* [Your task]
Search the listing for the word "screenshot". Copy every line where it is found.

* [Task material]
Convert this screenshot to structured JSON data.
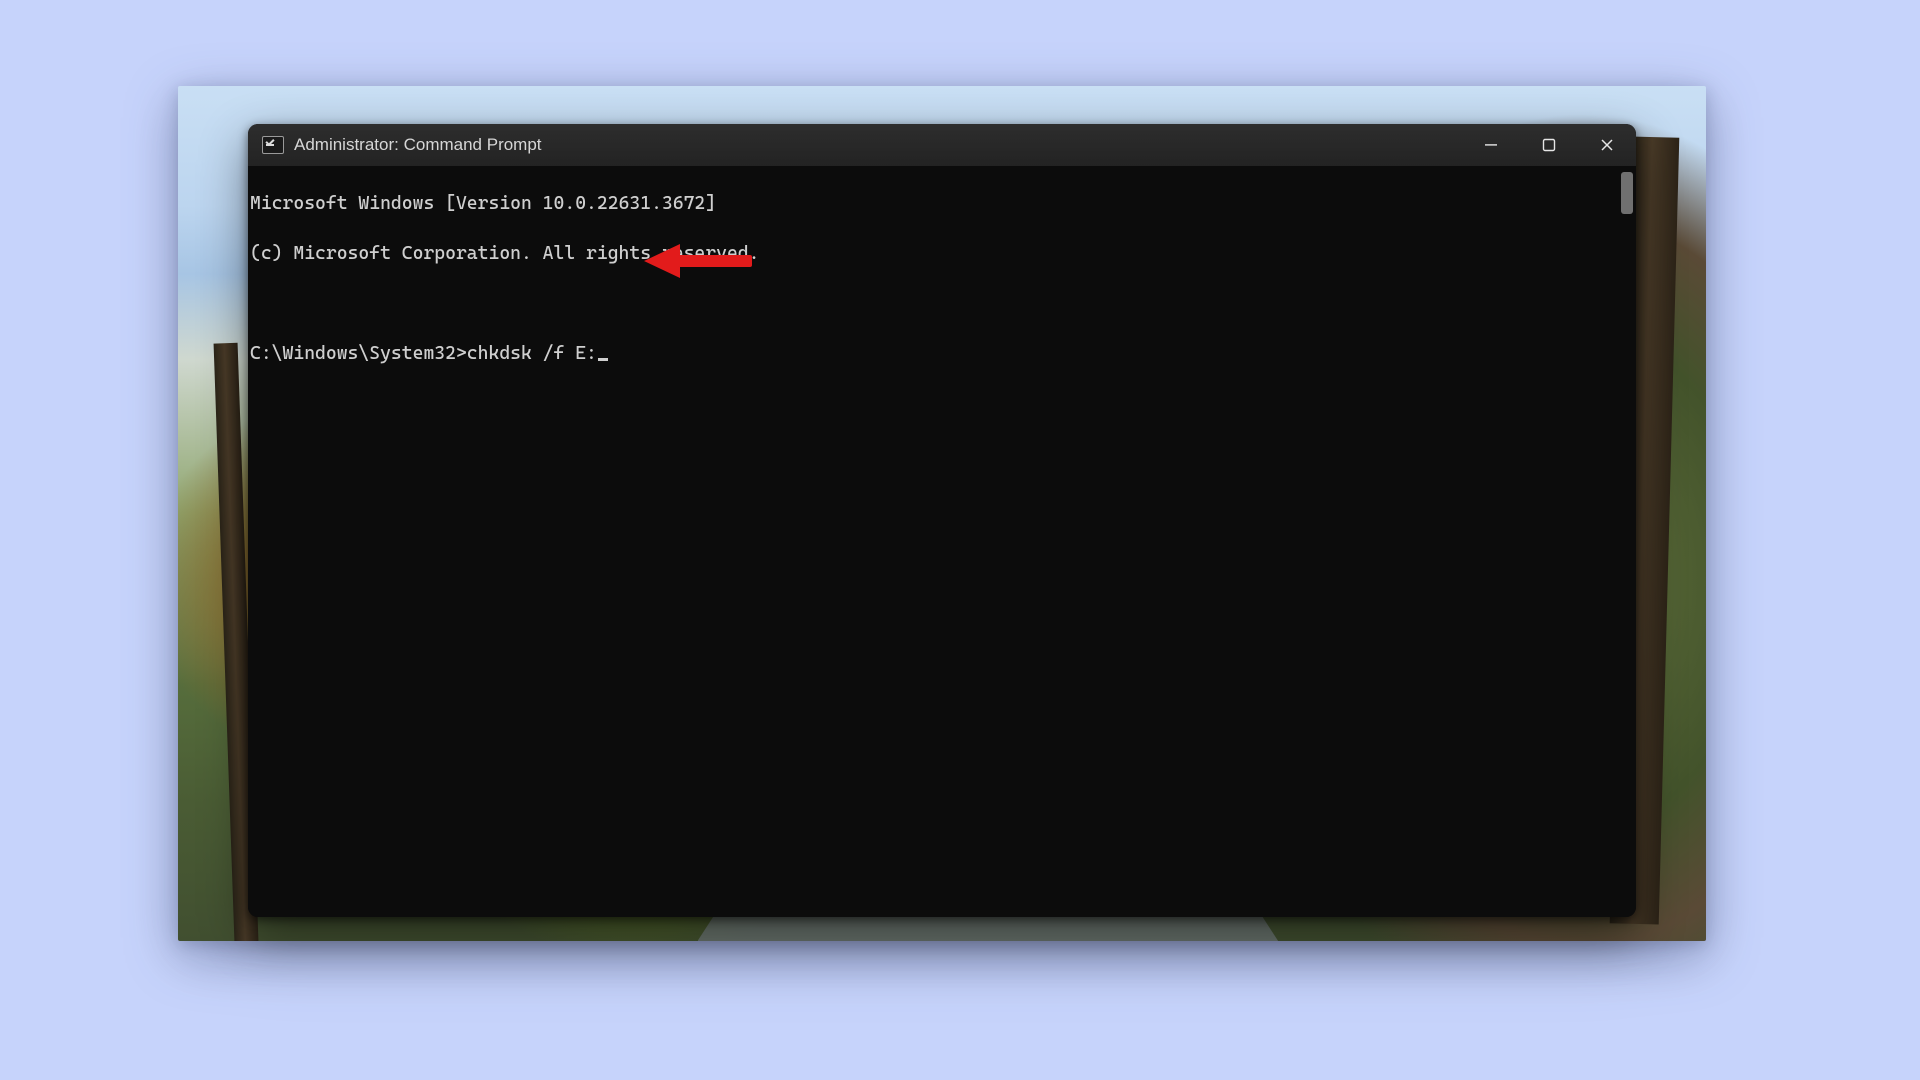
{
  "window": {
    "title": "Administrator: Command Prompt",
    "icon": "cmd-icon"
  },
  "terminal": {
    "banner1": "Microsoft Windows [Version 10.0.22631.3672]",
    "banner2": "(c) Microsoft Corporation. All rights reserved.",
    "prompt": "C:\\Windows\\System32>",
    "command": "chkdsk /f E:"
  },
  "annotation": {
    "type": "left-arrow",
    "color": "#e21b1b"
  }
}
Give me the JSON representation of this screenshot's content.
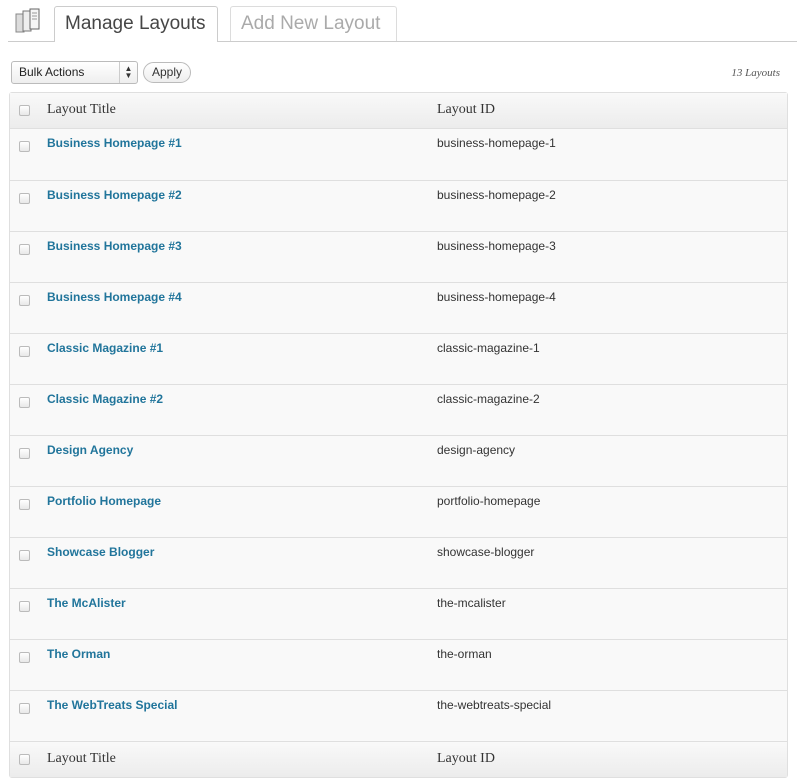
{
  "header": {
    "tabs": [
      {
        "label": "Manage Layouts",
        "active": true
      },
      {
        "label": "Add New Layout",
        "active": false
      }
    ],
    "icon": "layouts-page-icon"
  },
  "toolbar": {
    "bulk_actions": "Bulk Actions",
    "apply_label": "Apply",
    "count_text": "13 Layouts"
  },
  "table": {
    "columns": [
      "Layout Title",
      "Layout ID"
    ],
    "rows": [
      {
        "title": "Business Homepage #1",
        "id": "business-homepage-1"
      },
      {
        "title": "Business Homepage #2",
        "id": "business-homepage-2"
      },
      {
        "title": "Business Homepage #3",
        "id": "business-homepage-3"
      },
      {
        "title": "Business Homepage #4",
        "id": "business-homepage-4"
      },
      {
        "title": "Classic Magazine #1",
        "id": "classic-magazine-1"
      },
      {
        "title": "Classic Magazine #2",
        "id": "classic-magazine-2"
      },
      {
        "title": "Design Agency",
        "id": "design-agency"
      },
      {
        "title": "Portfolio Homepage",
        "id": "portfolio-homepage"
      },
      {
        "title": "Showcase Blogger",
        "id": "showcase-blogger"
      },
      {
        "title": "The McAlister",
        "id": "the-mcalister"
      },
      {
        "title": "The Orman",
        "id": "the-orman"
      },
      {
        "title": "The WebTreats Special",
        "id": "the-webtreats-special"
      }
    ]
  },
  "colors": {
    "link": "#21759b",
    "row_bg": "#f9f9f9",
    "border": "#dfdfdf"
  }
}
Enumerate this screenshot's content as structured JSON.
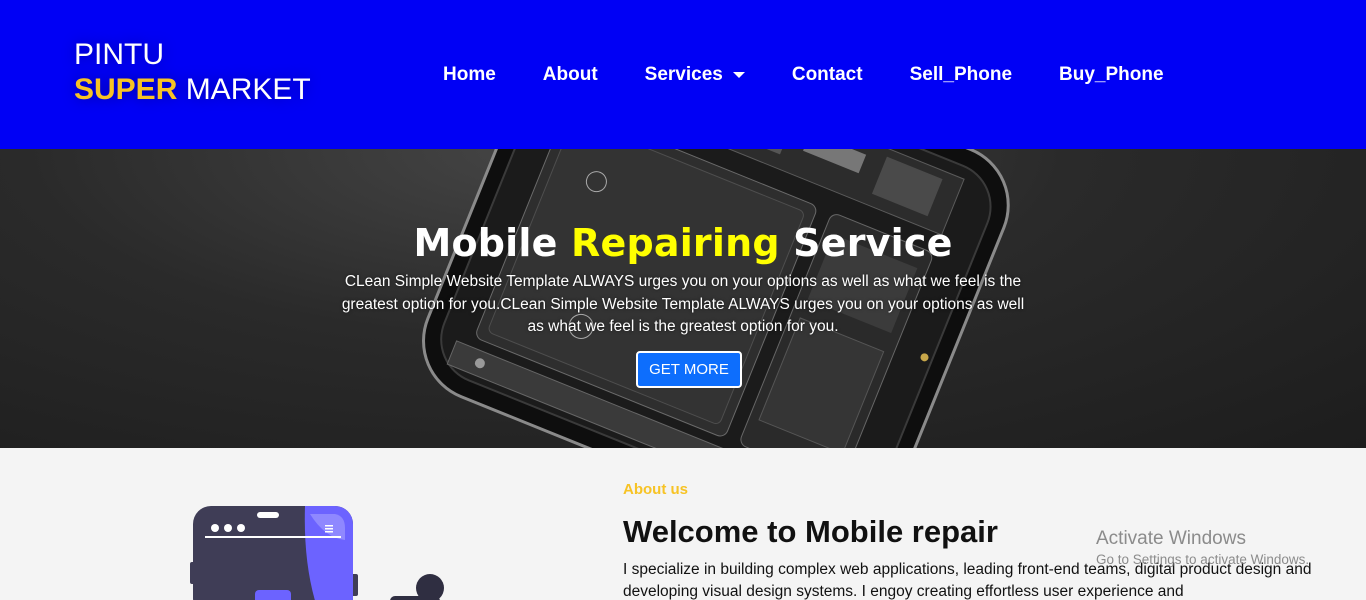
{
  "brand": {
    "line1": "PINTU",
    "accent": "SUPER",
    "rest": " MARKET"
  },
  "nav": {
    "items": [
      {
        "label": "Home"
      },
      {
        "label": "About"
      },
      {
        "label": "Services"
      },
      {
        "label": "Contact"
      },
      {
        "label": "Sell_Phone"
      },
      {
        "label": "Buy_Phone"
      }
    ]
  },
  "hero": {
    "title_start": "Mobile ",
    "title_highlight": "Repairing",
    "title_end": " Service",
    "text": "CLean Simple Website Template ALWAYS urges you on your options as well as what we feel is the greatest option for you.CLean Simple Website Template ALWAYS urges you on your options as well as what we feel is the greatest option for you.",
    "button": "GET MORE"
  },
  "about": {
    "label": "About us",
    "title": "Welcome to Mobile repair",
    "text": "I specialize in building complex web applications, leading front-end teams, digital product design and developing visual design systems. I engoy creating effortless user experience and"
  },
  "watermark": {
    "title": "Activate Windows",
    "subtitle": "Go to Settings to activate Windows."
  },
  "colors": {
    "navbar": "#0000f5",
    "accent_yellow": "#f7c325",
    "hero_highlight": "#ffff00",
    "button_blue": "#0d6efd",
    "illustration_purple": "#6c63ff",
    "illustration_dark": "#3f3d56"
  }
}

* [Result below]
Convert this screenshot to structured JSON data.
Give me the JSON representation of this screenshot's content.
Enumerate this screenshot's content as structured JSON.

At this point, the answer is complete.